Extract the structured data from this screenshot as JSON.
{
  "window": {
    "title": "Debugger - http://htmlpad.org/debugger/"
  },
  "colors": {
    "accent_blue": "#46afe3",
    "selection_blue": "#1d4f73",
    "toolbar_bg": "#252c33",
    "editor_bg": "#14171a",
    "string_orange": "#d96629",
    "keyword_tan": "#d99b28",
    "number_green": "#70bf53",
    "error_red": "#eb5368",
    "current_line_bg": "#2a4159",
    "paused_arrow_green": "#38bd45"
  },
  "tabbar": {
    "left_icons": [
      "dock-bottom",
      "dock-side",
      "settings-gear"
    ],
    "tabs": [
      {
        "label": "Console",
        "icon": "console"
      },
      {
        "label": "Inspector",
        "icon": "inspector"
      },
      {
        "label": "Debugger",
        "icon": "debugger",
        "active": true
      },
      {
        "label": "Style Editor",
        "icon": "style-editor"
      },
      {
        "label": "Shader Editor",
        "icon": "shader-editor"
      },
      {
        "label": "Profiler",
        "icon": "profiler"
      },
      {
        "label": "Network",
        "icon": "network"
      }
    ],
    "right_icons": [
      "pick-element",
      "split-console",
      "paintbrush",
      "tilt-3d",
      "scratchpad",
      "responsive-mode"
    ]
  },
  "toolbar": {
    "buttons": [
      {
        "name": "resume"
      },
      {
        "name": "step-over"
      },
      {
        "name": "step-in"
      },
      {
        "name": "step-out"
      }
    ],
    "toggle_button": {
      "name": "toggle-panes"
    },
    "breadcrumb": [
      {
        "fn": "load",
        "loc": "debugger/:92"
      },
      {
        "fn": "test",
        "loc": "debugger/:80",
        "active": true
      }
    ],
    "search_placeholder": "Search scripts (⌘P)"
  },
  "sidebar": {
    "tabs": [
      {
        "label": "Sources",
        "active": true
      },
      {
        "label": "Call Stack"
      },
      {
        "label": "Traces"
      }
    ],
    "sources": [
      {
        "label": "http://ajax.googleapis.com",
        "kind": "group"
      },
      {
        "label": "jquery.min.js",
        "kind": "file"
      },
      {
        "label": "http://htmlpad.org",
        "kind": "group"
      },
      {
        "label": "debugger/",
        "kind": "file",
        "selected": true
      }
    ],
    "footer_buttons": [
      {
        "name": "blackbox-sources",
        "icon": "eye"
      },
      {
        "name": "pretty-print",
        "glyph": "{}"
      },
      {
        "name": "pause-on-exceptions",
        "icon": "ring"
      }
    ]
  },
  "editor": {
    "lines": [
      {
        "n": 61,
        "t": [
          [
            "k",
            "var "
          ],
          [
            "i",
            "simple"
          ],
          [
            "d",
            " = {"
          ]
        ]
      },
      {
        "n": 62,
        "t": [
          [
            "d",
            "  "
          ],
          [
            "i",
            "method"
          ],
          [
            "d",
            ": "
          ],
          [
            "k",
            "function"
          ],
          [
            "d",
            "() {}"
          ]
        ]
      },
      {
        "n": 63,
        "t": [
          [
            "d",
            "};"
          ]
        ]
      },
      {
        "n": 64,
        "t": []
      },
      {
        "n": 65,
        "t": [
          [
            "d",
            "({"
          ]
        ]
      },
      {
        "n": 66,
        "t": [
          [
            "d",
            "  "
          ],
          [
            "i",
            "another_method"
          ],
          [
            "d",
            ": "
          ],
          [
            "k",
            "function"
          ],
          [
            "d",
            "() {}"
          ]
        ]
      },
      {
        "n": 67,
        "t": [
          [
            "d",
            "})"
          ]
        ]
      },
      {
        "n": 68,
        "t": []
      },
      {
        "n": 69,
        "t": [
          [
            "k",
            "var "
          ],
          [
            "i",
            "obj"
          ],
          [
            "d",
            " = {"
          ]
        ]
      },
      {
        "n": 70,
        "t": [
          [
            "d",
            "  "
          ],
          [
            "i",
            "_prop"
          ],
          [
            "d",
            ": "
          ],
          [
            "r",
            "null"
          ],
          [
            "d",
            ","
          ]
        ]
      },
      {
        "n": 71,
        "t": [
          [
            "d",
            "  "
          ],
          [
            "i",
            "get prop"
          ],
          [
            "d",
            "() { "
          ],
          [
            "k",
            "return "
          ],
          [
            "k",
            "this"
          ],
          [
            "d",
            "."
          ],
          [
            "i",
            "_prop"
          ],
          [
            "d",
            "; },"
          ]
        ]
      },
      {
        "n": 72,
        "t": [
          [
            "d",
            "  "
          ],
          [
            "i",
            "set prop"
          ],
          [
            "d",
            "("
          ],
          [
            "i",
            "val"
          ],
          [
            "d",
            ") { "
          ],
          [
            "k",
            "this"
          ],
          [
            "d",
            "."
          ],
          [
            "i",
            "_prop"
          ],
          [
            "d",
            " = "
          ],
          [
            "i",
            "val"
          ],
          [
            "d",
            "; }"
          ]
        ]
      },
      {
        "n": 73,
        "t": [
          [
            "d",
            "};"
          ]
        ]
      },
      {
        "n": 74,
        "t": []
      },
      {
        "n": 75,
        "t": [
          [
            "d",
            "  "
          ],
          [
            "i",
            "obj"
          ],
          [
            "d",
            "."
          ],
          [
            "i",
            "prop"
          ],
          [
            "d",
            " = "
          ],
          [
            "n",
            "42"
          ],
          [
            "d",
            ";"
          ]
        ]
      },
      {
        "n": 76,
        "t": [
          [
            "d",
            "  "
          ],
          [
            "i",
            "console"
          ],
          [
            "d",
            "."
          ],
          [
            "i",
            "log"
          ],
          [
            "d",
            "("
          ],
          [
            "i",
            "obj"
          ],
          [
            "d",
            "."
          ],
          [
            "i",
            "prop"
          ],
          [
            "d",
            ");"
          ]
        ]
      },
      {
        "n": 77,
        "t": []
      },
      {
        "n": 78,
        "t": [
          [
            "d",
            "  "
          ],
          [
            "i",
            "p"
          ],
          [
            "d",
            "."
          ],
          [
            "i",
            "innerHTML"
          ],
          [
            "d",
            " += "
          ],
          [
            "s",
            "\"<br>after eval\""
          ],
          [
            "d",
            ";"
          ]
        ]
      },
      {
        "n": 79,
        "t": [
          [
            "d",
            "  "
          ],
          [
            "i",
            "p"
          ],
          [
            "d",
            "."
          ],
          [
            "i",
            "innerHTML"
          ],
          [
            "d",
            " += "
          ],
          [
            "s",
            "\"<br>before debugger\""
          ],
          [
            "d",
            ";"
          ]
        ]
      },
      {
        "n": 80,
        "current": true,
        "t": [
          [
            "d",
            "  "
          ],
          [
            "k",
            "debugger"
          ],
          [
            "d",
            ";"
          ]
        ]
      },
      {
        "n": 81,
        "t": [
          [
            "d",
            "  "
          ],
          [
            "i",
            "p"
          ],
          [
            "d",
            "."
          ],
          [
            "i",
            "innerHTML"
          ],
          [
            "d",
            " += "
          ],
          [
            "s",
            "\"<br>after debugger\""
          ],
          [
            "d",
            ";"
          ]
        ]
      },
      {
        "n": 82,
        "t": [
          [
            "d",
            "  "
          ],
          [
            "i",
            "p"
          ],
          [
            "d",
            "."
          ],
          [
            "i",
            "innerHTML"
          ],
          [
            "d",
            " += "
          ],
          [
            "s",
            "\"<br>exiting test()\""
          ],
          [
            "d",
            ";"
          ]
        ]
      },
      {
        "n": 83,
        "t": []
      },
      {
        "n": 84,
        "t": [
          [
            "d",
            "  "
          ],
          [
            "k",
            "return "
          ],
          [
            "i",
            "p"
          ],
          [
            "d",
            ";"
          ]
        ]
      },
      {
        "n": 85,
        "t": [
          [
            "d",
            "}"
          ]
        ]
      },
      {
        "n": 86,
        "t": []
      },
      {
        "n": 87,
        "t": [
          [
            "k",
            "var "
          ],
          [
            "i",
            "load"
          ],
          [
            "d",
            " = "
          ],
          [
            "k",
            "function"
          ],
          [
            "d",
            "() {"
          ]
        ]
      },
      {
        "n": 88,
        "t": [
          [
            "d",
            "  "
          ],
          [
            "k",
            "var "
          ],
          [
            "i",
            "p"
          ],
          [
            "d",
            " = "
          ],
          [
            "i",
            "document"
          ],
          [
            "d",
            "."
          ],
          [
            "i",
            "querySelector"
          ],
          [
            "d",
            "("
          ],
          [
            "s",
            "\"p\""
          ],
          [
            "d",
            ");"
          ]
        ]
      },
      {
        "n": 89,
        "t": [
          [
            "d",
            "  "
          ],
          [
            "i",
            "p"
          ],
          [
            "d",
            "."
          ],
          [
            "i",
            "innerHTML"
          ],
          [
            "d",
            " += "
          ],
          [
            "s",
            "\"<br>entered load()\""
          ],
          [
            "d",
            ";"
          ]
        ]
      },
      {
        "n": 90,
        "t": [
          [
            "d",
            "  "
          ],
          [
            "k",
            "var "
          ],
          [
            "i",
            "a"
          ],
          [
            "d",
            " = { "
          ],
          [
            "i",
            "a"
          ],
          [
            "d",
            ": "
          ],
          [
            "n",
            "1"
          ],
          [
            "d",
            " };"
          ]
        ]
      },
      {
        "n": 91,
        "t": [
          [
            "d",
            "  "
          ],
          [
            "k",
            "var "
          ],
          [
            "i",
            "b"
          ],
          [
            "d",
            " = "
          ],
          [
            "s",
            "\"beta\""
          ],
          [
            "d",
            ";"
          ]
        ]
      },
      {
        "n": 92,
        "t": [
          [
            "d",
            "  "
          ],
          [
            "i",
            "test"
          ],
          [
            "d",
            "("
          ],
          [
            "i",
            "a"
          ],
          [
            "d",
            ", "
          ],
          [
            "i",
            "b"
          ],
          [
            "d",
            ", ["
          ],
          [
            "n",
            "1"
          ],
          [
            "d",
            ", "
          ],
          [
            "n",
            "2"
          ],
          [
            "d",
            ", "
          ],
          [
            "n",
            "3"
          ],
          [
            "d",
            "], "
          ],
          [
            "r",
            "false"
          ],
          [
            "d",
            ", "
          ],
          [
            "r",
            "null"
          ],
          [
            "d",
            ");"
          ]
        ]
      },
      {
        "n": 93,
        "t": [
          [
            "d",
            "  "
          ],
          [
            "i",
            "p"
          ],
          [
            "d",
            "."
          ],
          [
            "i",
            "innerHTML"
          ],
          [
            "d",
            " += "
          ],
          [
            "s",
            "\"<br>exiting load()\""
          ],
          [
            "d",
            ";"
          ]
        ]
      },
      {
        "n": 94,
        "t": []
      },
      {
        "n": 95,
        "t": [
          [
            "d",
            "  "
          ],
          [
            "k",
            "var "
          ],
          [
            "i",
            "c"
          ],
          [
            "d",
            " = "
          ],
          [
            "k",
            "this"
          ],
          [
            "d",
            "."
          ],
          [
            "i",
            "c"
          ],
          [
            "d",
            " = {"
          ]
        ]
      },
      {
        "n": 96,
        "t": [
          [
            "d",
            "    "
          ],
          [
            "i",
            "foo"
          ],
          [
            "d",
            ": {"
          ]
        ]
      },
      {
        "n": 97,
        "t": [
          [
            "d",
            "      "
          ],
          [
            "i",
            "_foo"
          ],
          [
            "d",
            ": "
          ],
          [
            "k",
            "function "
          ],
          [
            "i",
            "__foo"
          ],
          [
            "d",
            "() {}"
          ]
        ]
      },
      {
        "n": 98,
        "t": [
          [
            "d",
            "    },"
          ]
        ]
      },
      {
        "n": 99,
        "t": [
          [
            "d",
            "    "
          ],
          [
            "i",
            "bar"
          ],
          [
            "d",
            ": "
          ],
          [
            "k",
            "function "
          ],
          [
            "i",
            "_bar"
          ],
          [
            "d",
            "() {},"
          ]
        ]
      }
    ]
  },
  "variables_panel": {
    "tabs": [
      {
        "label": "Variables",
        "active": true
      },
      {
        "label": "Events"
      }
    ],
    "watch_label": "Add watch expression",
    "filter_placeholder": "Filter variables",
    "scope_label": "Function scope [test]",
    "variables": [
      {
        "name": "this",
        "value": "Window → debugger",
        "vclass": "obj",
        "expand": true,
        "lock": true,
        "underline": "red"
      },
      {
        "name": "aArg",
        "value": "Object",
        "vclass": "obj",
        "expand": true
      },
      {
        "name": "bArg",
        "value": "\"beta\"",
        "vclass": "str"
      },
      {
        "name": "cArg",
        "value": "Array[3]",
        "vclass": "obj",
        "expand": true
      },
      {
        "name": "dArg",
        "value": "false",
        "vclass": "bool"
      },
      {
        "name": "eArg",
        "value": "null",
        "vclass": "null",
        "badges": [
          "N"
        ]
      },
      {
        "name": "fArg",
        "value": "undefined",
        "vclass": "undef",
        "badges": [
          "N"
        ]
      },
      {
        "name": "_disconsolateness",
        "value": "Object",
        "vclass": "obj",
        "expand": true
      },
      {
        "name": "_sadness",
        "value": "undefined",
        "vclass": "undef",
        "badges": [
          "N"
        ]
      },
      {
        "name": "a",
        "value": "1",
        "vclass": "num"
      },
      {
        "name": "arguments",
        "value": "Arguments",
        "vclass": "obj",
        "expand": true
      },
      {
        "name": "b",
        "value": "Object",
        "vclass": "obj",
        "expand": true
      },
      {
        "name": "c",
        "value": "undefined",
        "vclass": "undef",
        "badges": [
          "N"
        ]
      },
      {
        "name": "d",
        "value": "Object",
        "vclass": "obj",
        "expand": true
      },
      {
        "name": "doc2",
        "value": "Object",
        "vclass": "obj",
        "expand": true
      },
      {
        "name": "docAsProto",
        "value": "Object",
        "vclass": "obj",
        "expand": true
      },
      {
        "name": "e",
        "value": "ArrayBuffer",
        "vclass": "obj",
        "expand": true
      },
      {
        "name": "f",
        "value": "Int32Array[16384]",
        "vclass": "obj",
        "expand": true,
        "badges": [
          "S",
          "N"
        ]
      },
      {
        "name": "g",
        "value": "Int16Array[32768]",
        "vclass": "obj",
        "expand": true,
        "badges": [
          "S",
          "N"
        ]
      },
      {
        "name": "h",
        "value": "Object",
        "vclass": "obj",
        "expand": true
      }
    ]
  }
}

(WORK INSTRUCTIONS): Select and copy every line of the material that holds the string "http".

(WRITTEN RESPONSE):
    "title": "Debugger - http://htmlpad.org/debugger/"
        "label": "http://ajax.googleapis.com",
        "label": "http://htmlpad.org",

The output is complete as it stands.